TASK DESCRIPTION:
Pull every line holding the string "rafraîchissement" from the records below.

SUPPLIED MATERIAL:
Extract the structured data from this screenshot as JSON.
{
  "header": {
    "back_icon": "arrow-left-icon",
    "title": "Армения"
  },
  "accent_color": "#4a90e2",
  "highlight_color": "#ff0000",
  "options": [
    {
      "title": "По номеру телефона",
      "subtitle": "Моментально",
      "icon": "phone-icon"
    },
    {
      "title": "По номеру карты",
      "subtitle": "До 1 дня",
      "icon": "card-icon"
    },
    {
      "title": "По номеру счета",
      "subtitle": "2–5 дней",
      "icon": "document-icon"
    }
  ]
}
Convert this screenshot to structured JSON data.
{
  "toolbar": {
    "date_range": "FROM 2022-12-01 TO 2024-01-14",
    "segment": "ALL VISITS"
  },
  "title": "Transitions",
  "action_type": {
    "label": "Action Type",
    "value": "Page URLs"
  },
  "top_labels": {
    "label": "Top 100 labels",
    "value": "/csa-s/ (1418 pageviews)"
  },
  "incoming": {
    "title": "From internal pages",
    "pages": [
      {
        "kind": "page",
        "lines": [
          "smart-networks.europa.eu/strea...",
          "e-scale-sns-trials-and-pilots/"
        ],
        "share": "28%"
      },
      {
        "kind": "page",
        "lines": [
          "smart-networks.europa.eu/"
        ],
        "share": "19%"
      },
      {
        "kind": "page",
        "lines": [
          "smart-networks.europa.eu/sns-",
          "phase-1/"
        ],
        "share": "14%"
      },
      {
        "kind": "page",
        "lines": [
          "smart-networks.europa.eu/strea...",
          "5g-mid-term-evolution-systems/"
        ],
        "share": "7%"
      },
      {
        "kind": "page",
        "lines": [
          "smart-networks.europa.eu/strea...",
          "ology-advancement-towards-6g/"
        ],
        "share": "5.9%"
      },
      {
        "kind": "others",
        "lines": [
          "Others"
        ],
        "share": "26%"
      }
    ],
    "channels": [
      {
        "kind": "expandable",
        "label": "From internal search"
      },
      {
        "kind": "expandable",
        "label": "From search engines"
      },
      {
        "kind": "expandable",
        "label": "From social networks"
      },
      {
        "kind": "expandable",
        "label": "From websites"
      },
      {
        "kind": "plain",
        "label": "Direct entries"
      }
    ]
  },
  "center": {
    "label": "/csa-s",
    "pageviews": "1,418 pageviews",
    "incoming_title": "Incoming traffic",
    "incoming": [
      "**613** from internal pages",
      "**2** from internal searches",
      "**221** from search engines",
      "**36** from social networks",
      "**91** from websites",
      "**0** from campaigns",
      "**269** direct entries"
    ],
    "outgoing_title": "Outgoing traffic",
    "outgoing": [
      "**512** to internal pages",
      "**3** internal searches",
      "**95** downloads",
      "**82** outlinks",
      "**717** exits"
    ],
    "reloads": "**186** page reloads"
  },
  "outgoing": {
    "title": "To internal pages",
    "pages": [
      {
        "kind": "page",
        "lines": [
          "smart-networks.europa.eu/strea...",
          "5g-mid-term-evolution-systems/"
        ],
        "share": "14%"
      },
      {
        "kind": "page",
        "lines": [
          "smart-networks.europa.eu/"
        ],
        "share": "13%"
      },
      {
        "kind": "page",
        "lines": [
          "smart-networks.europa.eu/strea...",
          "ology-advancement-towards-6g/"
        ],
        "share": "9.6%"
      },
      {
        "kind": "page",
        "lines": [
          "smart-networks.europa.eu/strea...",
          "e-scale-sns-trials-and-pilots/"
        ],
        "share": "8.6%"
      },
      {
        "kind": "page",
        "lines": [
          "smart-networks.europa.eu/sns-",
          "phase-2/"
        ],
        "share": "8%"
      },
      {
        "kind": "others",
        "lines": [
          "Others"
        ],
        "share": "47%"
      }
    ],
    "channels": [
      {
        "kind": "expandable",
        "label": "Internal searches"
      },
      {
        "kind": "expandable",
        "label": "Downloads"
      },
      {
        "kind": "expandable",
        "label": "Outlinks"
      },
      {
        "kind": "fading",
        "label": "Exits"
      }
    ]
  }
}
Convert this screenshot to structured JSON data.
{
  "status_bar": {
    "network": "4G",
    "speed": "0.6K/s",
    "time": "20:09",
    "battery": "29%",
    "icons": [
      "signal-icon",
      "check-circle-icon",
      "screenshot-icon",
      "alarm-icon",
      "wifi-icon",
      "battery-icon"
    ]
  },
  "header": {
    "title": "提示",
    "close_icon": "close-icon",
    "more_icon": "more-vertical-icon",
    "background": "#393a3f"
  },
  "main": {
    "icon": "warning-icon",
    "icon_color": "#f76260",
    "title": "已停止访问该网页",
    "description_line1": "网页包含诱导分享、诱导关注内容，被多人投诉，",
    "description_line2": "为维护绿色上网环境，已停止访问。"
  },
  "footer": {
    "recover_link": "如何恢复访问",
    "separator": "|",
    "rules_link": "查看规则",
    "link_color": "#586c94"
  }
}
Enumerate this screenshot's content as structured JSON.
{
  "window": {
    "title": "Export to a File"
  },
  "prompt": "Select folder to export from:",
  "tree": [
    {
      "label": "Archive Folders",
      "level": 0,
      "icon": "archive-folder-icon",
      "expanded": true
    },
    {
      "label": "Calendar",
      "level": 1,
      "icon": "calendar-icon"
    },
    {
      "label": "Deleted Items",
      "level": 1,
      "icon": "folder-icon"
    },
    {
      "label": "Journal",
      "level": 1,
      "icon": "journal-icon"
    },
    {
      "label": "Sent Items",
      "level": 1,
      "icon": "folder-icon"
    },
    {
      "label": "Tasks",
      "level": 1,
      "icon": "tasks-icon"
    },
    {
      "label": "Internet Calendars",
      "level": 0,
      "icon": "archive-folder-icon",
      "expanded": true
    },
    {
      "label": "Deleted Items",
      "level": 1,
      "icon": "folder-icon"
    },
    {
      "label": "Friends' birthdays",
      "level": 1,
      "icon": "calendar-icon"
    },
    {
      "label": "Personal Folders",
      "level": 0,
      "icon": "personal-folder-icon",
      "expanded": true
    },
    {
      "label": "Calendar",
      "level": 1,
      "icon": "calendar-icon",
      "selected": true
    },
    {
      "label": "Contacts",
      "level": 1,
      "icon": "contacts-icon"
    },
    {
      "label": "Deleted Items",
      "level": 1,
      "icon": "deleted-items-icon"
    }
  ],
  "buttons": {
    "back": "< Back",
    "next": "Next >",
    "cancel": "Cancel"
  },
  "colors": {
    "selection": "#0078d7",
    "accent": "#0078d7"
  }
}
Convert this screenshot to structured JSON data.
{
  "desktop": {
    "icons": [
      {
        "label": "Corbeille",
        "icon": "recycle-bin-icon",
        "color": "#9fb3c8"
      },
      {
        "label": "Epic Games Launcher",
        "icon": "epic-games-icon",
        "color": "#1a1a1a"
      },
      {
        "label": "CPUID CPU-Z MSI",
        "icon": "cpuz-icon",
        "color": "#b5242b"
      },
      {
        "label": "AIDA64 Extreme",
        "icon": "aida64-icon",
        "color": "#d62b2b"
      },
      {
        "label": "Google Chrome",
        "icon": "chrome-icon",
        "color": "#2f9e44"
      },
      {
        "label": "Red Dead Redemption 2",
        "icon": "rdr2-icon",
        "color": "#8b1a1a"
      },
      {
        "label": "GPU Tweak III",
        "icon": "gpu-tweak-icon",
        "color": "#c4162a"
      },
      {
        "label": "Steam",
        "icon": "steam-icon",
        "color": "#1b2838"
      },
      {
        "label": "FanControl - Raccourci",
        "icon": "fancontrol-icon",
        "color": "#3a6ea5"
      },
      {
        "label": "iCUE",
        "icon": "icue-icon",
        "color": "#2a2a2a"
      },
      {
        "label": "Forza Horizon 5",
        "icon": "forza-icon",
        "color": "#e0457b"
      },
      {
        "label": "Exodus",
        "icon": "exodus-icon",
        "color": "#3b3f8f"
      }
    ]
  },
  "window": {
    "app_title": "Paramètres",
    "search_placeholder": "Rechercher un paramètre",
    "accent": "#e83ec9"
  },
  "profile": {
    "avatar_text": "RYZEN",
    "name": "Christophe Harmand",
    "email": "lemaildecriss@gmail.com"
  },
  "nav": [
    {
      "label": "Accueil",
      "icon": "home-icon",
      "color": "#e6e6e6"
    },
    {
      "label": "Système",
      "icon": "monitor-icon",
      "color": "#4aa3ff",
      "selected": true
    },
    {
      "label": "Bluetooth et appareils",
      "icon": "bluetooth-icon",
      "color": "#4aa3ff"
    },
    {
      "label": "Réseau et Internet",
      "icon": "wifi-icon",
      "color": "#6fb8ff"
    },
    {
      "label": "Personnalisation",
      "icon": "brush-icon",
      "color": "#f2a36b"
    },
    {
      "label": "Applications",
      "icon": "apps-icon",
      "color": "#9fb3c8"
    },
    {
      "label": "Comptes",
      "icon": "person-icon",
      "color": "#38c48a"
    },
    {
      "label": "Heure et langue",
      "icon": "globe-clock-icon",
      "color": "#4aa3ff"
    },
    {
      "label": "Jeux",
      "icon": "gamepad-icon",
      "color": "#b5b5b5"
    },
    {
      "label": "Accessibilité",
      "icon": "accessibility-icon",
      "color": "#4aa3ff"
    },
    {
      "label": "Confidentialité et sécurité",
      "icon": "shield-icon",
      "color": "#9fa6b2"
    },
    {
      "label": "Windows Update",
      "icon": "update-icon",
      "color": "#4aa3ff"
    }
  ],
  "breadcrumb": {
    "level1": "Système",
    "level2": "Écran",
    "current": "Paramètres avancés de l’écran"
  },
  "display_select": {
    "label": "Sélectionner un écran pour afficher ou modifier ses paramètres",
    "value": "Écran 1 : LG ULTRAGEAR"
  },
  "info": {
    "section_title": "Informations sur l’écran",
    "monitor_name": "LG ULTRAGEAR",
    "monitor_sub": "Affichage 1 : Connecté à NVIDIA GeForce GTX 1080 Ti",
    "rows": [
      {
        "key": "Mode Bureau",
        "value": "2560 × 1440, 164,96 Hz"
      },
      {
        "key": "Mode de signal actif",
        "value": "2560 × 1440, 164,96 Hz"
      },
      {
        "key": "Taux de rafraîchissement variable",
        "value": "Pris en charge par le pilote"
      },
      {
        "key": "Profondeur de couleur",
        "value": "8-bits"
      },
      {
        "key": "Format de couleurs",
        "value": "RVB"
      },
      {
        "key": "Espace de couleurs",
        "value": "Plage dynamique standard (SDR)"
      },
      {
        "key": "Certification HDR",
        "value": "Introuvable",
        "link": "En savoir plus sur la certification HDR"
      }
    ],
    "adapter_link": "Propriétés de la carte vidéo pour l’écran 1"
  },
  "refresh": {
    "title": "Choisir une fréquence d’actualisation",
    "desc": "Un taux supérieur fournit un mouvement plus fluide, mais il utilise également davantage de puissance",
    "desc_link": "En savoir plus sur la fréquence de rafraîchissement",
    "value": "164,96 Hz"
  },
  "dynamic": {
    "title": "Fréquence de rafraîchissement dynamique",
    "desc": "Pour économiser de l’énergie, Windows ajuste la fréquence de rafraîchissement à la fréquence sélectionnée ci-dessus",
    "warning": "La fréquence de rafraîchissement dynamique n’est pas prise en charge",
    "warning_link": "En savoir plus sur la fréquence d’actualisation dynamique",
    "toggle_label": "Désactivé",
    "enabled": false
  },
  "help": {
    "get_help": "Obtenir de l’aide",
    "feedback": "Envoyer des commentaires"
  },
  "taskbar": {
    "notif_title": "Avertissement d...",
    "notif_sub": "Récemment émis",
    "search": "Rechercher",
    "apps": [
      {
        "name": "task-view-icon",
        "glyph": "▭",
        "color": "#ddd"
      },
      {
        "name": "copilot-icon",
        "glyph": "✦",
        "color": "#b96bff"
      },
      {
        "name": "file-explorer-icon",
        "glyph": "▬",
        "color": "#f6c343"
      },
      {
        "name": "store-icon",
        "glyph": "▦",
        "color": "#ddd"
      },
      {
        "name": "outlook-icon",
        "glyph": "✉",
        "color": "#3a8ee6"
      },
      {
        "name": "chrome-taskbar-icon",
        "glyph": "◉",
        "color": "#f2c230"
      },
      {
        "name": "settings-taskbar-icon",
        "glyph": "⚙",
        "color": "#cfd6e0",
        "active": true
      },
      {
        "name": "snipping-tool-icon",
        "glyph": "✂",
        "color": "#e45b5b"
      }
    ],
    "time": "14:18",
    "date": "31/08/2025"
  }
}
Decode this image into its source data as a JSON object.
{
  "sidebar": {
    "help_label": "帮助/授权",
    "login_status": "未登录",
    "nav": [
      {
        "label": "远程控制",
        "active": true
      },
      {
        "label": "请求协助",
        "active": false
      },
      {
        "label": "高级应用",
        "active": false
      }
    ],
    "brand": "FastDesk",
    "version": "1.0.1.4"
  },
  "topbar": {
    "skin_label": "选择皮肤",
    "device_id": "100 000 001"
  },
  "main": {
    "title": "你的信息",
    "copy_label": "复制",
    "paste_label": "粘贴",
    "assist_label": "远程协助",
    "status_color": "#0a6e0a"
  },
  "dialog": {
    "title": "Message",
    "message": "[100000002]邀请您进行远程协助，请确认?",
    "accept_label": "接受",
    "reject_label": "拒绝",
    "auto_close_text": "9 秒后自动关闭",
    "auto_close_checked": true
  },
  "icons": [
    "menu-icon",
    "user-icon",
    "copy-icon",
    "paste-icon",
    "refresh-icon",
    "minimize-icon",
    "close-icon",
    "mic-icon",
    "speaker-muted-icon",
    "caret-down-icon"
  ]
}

ANSWER AREA:
        "key": "Taux de rafraîchissement variable",
    "desc_link": "En savoir plus sur la fréquence de rafraîchissement",
    "title": "Fréquence de rafraîchissement dynamique",
    "desc": "Pour économiser de l’énergie, Windows ajuste la fréquence de rafraîchissement à la fréquence sélectionnée ci-dessus",
    "warning": "La fréquence de rafraîchissement dynamique n’est pas prise en charge",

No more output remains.